BEGIN Dataset records

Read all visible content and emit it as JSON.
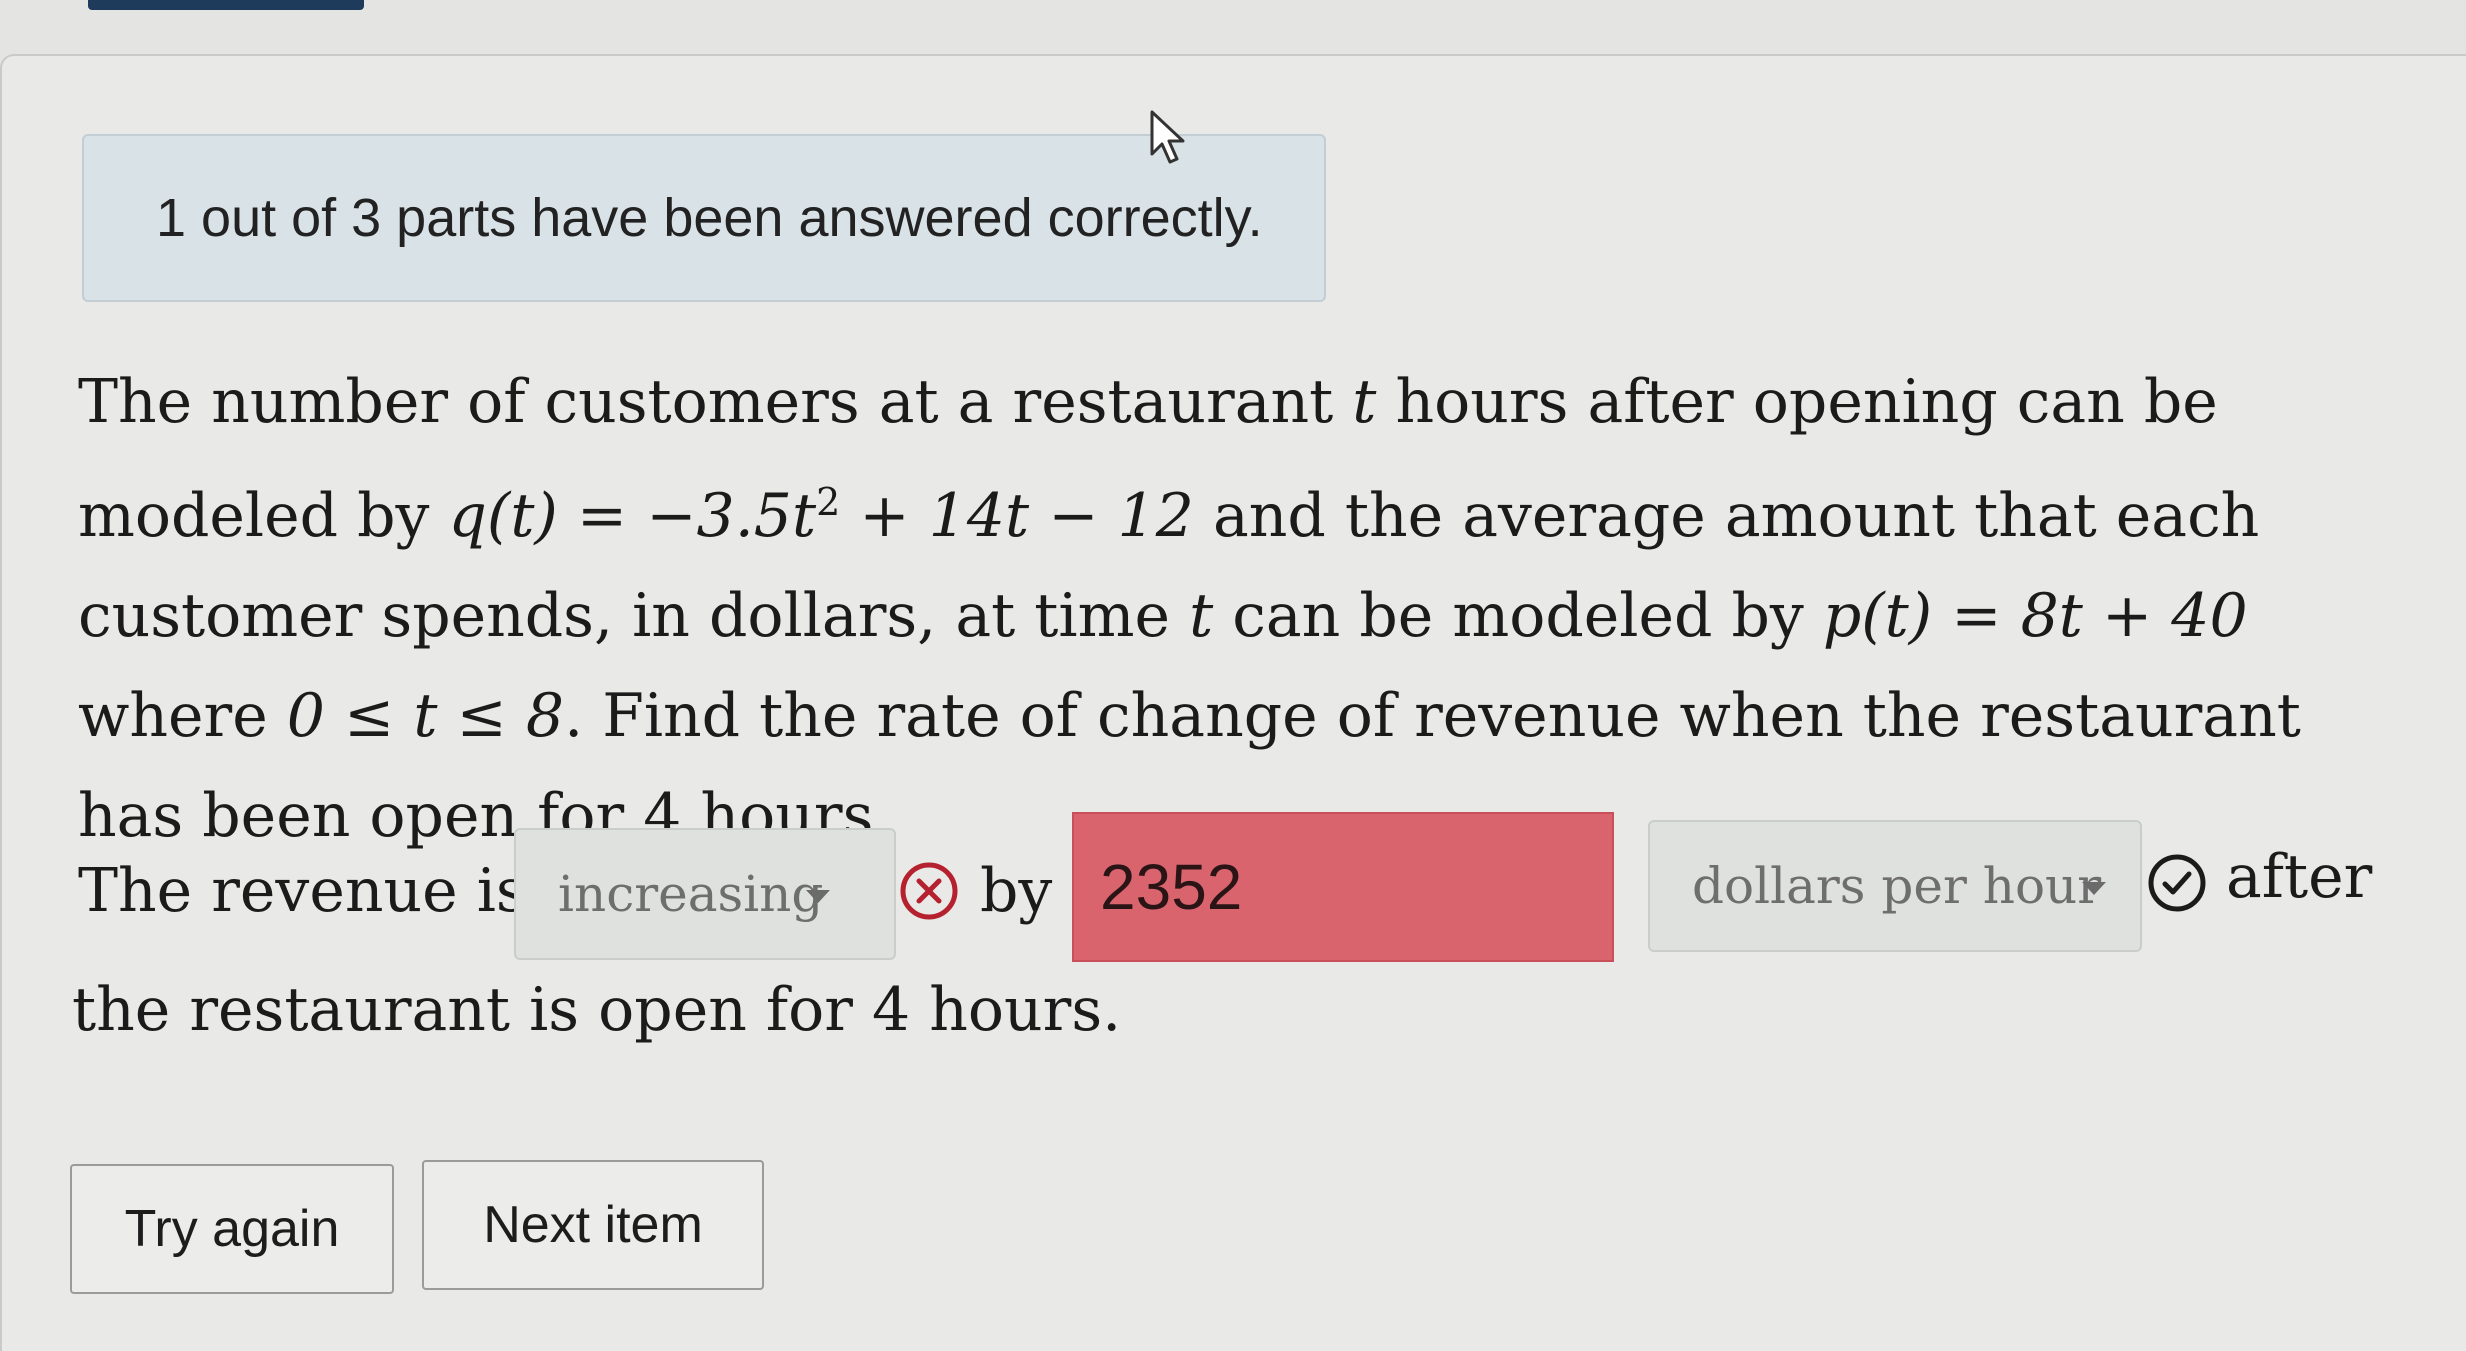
{
  "status": {
    "message": "1 out of 3 parts have been answered correctly."
  },
  "problem": {
    "p1": "The number of customers at a restaurant ",
    "t": "t",
    "p2": " hours after opening can be modeled by",
    "q_expr": "q(t) = −3.5t",
    "sq": "2",
    "q_rest": " + 14t − 12",
    "p3": " and the average amount that each customer spends, in dollars, at time ",
    "p4": " can be modeled by ",
    "p_expr": "p(t) = 8t + 40",
    "p5": " where ",
    "range": "0 ≤ t ≤ 8",
    "p6": ". Find the rate of change of revenue when the restaurant has been open for 4 hours."
  },
  "answer": {
    "lead": "The revenue is",
    "direction": {
      "selected": "increasing"
    },
    "by": "by",
    "value": "2352",
    "units": {
      "selected": "dollars per hour"
    },
    "after": "after",
    "end": "the restaurant is open for 4 hours."
  },
  "buttons": {
    "try_again": "Try again",
    "next_item": "Next item"
  },
  "icons": {
    "incorrect": "x-circle-icon",
    "correct": "check-circle-icon",
    "pointer": "cursor-arrow-icon"
  },
  "colors": {
    "incorrect_fill": "#d9646e",
    "status_box": "#d8e2e7",
    "accent": "#1f3b5c"
  }
}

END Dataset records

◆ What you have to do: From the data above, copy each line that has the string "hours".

◆ Finished task:
    "p2": " hours after opening can be modeled by",
    "p6": ". Find the rate of change of revenue when the restaurant has been open for 4 hours."
    "end": "the restaurant is open for 4 hours."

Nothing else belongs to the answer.